Copy every record word for word. The images stay behind.

** Opening Supplied data block **

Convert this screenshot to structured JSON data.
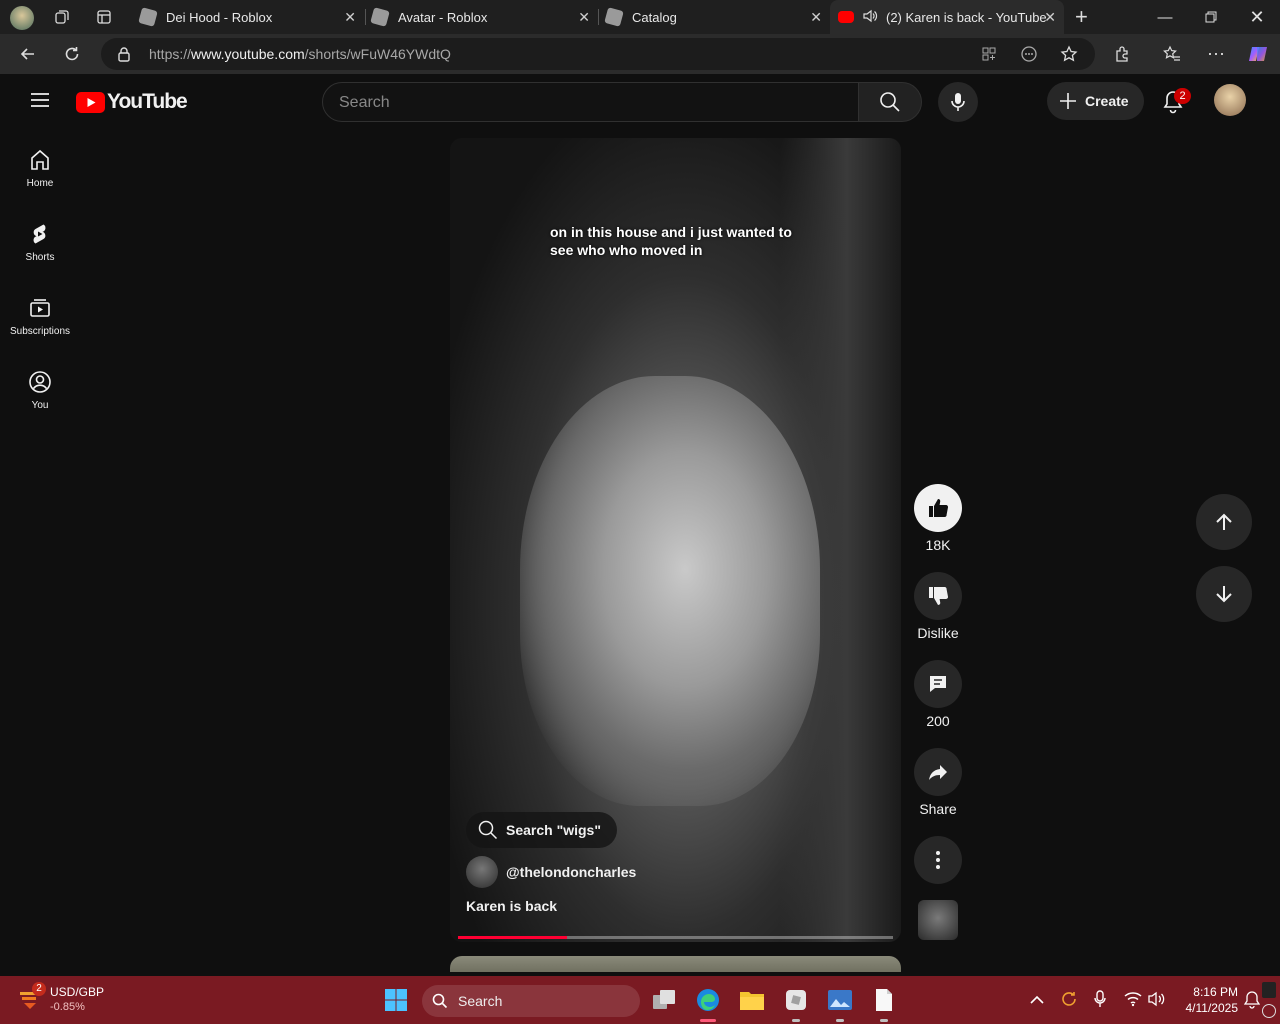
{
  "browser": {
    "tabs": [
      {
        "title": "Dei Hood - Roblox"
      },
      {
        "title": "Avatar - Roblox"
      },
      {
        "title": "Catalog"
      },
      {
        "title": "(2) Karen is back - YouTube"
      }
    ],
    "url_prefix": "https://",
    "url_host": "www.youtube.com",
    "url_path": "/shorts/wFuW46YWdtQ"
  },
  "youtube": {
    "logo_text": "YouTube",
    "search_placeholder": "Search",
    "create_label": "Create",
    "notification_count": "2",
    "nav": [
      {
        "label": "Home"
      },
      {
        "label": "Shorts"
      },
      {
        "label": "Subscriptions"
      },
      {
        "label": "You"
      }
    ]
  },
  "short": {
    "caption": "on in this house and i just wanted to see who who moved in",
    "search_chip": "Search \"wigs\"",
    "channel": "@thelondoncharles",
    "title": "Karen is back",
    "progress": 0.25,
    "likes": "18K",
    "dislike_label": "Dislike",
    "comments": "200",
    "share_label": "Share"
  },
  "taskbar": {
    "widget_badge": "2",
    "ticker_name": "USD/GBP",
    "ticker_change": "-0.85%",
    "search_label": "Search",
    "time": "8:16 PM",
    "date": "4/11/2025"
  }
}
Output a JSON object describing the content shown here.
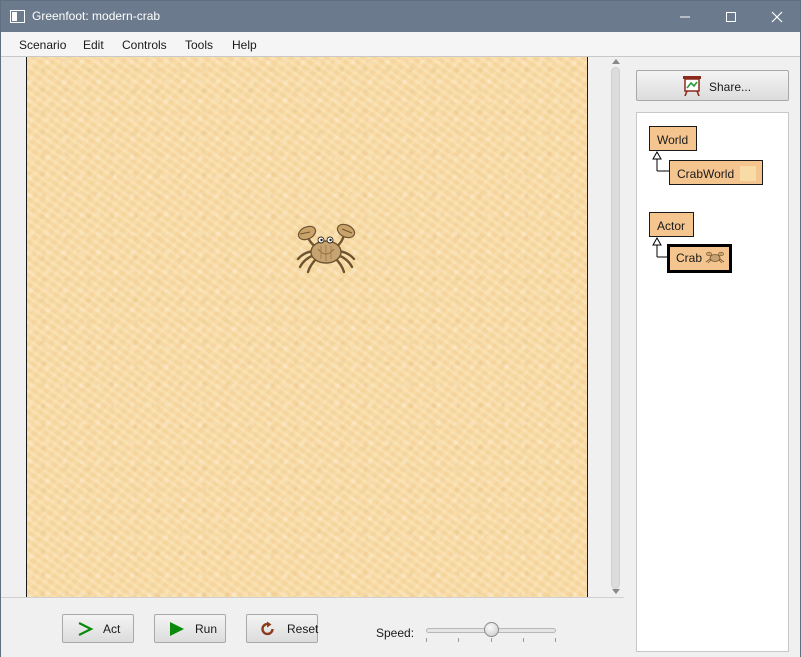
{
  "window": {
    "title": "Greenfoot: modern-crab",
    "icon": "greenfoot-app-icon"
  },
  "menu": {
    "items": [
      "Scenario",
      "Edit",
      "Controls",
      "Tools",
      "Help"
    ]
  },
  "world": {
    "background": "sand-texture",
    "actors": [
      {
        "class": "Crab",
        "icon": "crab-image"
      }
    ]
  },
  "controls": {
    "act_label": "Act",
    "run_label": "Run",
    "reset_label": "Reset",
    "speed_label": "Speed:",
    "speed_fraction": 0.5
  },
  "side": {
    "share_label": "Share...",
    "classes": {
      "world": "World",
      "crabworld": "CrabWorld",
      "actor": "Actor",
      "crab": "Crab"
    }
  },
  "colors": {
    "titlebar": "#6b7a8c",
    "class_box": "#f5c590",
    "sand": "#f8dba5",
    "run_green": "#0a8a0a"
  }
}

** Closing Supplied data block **

## Exercise response
Convert this screenshot to structured JSON data.
{
  "browser": {
    "tabs": [
      {
        "title": "Dei Hood - Roblox"
      },
      {
        "title": "Avatar - Roblox"
      },
      {
        "title": "Catalog"
      },
      {
        "title": "(2) Karen is back - YouTube"
      }
    ],
    "url_prefix": "https://",
    "url_host": "www.youtube.com",
    "url_path": "/shorts/wFuW46YWdtQ"
  },
  "youtube": {
    "logo_text": "YouTube",
    "search_placeholder": "Search",
    "create_label": "Create",
    "notification_count": "2",
    "nav": [
      {
        "label": "Home"
      },
      {
        "label": "Shorts"
      },
      {
        "label": "Subscriptions"
      },
      {
        "label": "You"
      }
    ]
  },
  "short": {
    "caption": "on in this house and i just wanted to see who who moved in",
    "search_chip": "Search \"wigs\"",
    "channel": "@thelondoncharles",
    "title": "Karen is back",
    "progress": 0.25,
    "likes": "18K",
    "dislike_label": "Dislike",
    "comments": "200",
    "share_label": "Share"
  },
  "taskbar": {
    "widget_badge": "2",
    "ticker_name": "USD/GBP",
    "ticker_change": "-0.85%",
    "search_label": "Search",
    "time": "8:16 PM",
    "date": "4/11/2025"
  }
}
Output a JSON object describing the content shown here.
{
  "window": {
    "title": "Greenfoot: modern-crab",
    "icon": "greenfoot-app-icon"
  },
  "menu": {
    "items": [
      "Scenario",
      "Edit",
      "Controls",
      "Tools",
      "Help"
    ]
  },
  "world": {
    "background": "sand-texture",
    "actors": [
      {
        "class": "Crab",
        "icon": "crab-image"
      }
    ]
  },
  "controls": {
    "act_label": "Act",
    "run_label": "Run",
    "reset_label": "Reset",
    "speed_label": "Speed:",
    "speed_fraction": 0.5
  },
  "side": {
    "share_label": "Share...",
    "classes": {
      "world": "World",
      "crabworld": "CrabWorld",
      "actor": "Actor",
      "crab": "Crab"
    }
  },
  "colors": {
    "titlebar": "#6b7a8c",
    "class_box": "#f5c590",
    "sand": "#f8dba5",
    "run_green": "#0a8a0a"
  }
}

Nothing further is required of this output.